- The right to have your system updated.
- A promise that they will help you with it and a discount on the hours spent helping you.
- Technical support
- They may even include a number of free minutes, you can use to call someone at a helpdesk. What you don’t know is that while you’re on hold and listen to the beautiful tune, your minutes run out.
What you actually wanted
You just wanted a system that runs smoothly and makes you a satisfied user. But your partner will push you to do all the updates because otherwise everything will inevitably go wrong. This is kind of comparable to the millennium madness. Remember? So many people were convinced that all the electronic devices were going to crash, some even made a lot of money because of others` ignorance, and eventually, when the clock ticked 12, nothing happened. Everything was working as it was supposed to be. With SLA’s it’s kind of the same. They just want you to be scared enough to spent a lot of money on something that is not always necessary, the same goes for updates.
But what are your options? Can you just do nothing? Or is there a way to avoid all these costs and headaches? I will let you know in the next blog 😉 but meanwhile subscribe to our newsletter so you can receive our latest blogs straight to your inbox.

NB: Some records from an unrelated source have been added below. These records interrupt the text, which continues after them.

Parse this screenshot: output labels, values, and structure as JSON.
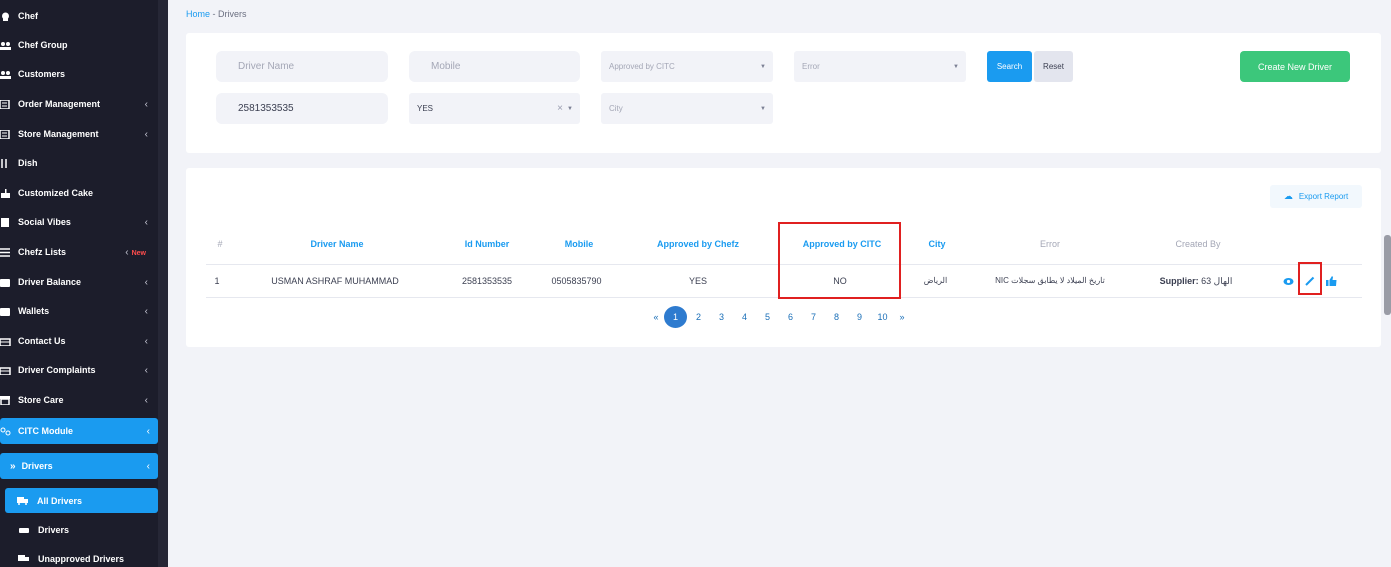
{
  "sidebar": {
    "items": [
      {
        "label": "Chef",
        "chevron": ""
      },
      {
        "label": "Chef Group",
        "chevron": ""
      },
      {
        "label": "Customers",
        "chevron": ""
      },
      {
        "label": "Order Management",
        "chevron": "‹"
      },
      {
        "label": "Store Management",
        "chevron": "‹"
      },
      {
        "label": "Dish",
        "chevron": ""
      },
      {
        "label": "Customized Cake",
        "chevron": ""
      },
      {
        "label": "Social Vibes",
        "chevron": "‹"
      },
      {
        "label": "Chefz Lists",
        "chevron": ""
      },
      {
        "label": "Driver Balance",
        "chevron": "‹"
      },
      {
        "label": "Wallets",
        "chevron": "‹"
      },
      {
        "label": "Contact Us",
        "chevron": "‹"
      },
      {
        "label": "Driver Complaints",
        "chevron": "‹"
      },
      {
        "label": "Store Care",
        "chevron": "‹"
      }
    ],
    "new_badge": "New",
    "citc_module": "CITC Module",
    "drivers_group": "Drivers",
    "sub_items": [
      {
        "label": "All Drivers"
      },
      {
        "label": "Drivers"
      },
      {
        "label": "Unapproved Drivers"
      }
    ]
  },
  "breadcrumb": {
    "home": "Home",
    "separator": "-",
    "current": "Drivers"
  },
  "filters": {
    "driver_name_placeholder": "Driver Name",
    "mobile_placeholder": "Mobile",
    "approved_by_citc_placeholder": "Approved by CITC",
    "error_placeholder": "Error",
    "id_number_value": "2581353535",
    "approved_by_chefz_value": "YES",
    "city_placeholder": "City",
    "search_label": "Search",
    "reset_label": "Reset",
    "create_label": "Create New Driver"
  },
  "table": {
    "export_label": "Export Report",
    "headers": {
      "index": "#",
      "driver_name": "Driver Name",
      "id_number": "Id Number",
      "mobile": "Mobile",
      "approved_chefz": "Approved by Chefz",
      "approved_citc": "Approved by CITC",
      "city": "City",
      "error": "Error",
      "created_by": "Created By"
    },
    "rows": [
      {
        "index": "1",
        "driver_name": "USMAN ASHRAF MUHAMMAD",
        "id_number": "2581353535",
        "mobile": "0505835790",
        "approved_chefz": "YES",
        "approved_citc": "NO",
        "city": "الرياض",
        "error": "NIC تاريخ الميلاد لا يطابق سجلات",
        "created_by_label": "Supplier:",
        "created_by_value": "الهال 63"
      }
    ]
  },
  "pagination": {
    "prev": "«",
    "next": "»",
    "pages": [
      "1",
      "2",
      "3",
      "4",
      "5",
      "6",
      "7",
      "8",
      "9",
      "10"
    ],
    "current": "1"
  },
  "colors": {
    "accent": "#1a9bf0",
    "create": "#3cc77b",
    "highlight": "#e02020",
    "sidebar": "#1c1d2b"
  }
}
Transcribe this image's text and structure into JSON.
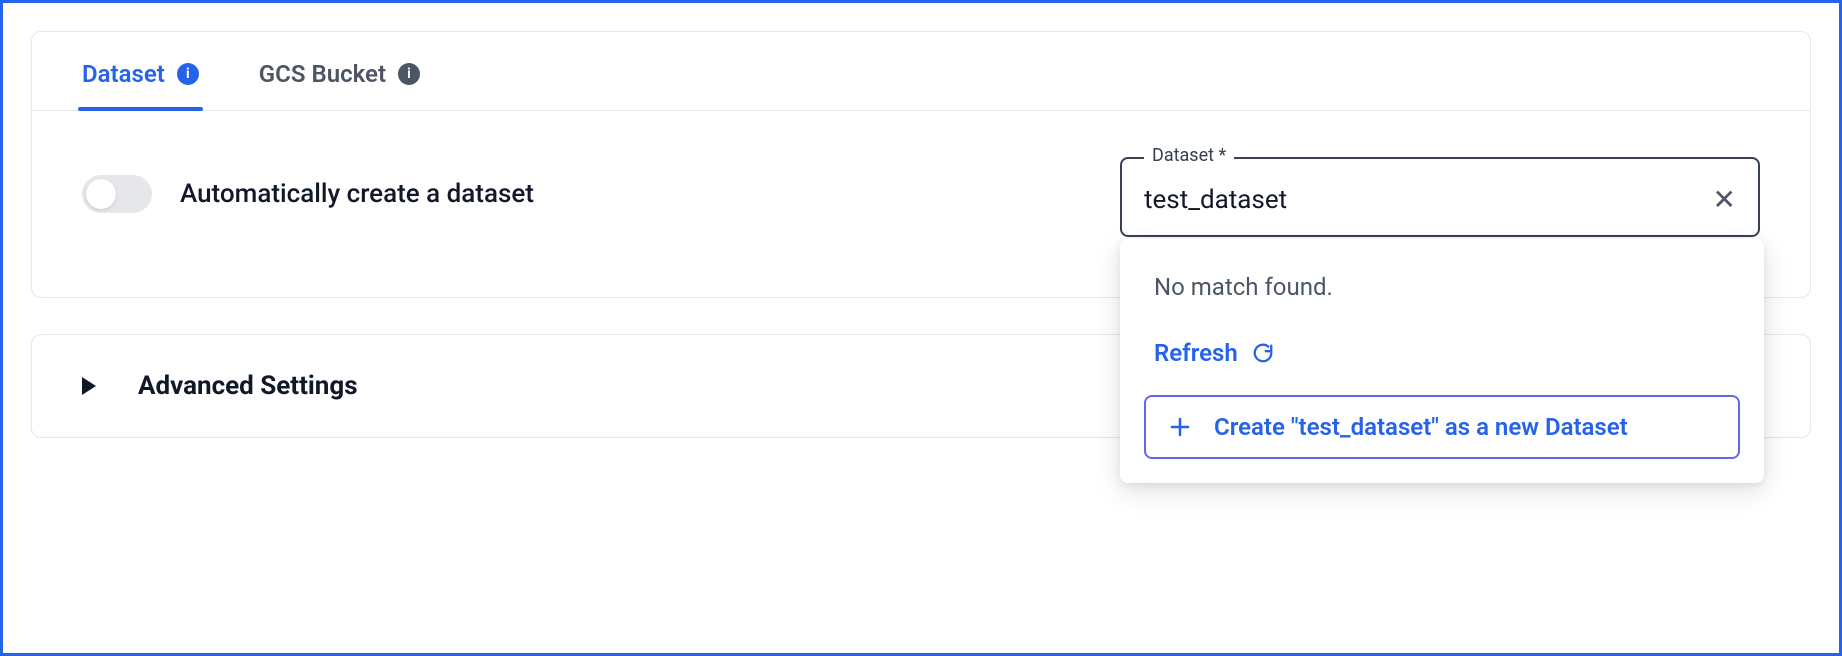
{
  "tabs": {
    "dataset": "Dataset",
    "gcs": "GCS Bucket"
  },
  "auto_create": {
    "label": "Automatically create a dataset",
    "enabled": false
  },
  "dataset_field": {
    "label": "Dataset *",
    "value": "test_dataset"
  },
  "dropdown": {
    "no_match": "No match found.",
    "refresh": "Refresh",
    "create_label": "Create \"test_dataset\" as a new Dataset"
  },
  "advanced": {
    "label": "Advanced Settings"
  }
}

What do you think about SLA`s and updates? Share your thoughts and if you liked this post, please share it.
Lean Consulting is an attitude, an approach, and an implementation methodology that eliminates nonvalue-add activities in a software implementation, reimplementation, or release upgrade. It empowers the client to control the cost of their software project by economically guiding them toward self-sufficiency and ownership of their ERP system.
One of the most important characteristics of a Lean Consulting team is that it is smaller. At times, a niche specialist may be required to implement a certain complex application, but the Lean Consultant will have a greater breadth and depth of application knowledge. With the breadth of knowledge Lean Consultants have, fewer consultants are needed. A smaller, more knowledgeable team is more efficient. Like familiarity, having fewer consultants reduces communication errors and redundancy, translating directly to savings.
Lean Consulting starts with a highly interactive consulting team. Each member of the lean team is selected for their strengths from a larger roster in order to meet the unique challenges of a project. But the roster from which they are chosen must be small enough that the team members have all worked together on many implementations. Familiarity is the very foundation of any team. A team that has worked together many times before has reduced communication errors and they trust each other’s strengths, thereby eliminating redundant analysis.
Another crucial characteristic of a Lean Consulting team is experience. Lean Consulting is all about cutting out the waste to make the process more efficient, and in the world of consulting, time really is money. The more time a consultant spends learning on the job, whether it’s learning about the client’s industry, or figuring out how to implement an obscure piece of the functionality, the more money is wasted. In Lean Consulting, the learning curve is reduced to a minimum. Lean Consultants have 8 to 15 years of experience with the software platform, so they know how to implement it. They have diverse industry experience, so that they can bring best business practices to every implementation without learning on the job. The deep knowledge and understanding of the software that each Lean Consultant has is invaluable when implementing something as robust as an ERP system.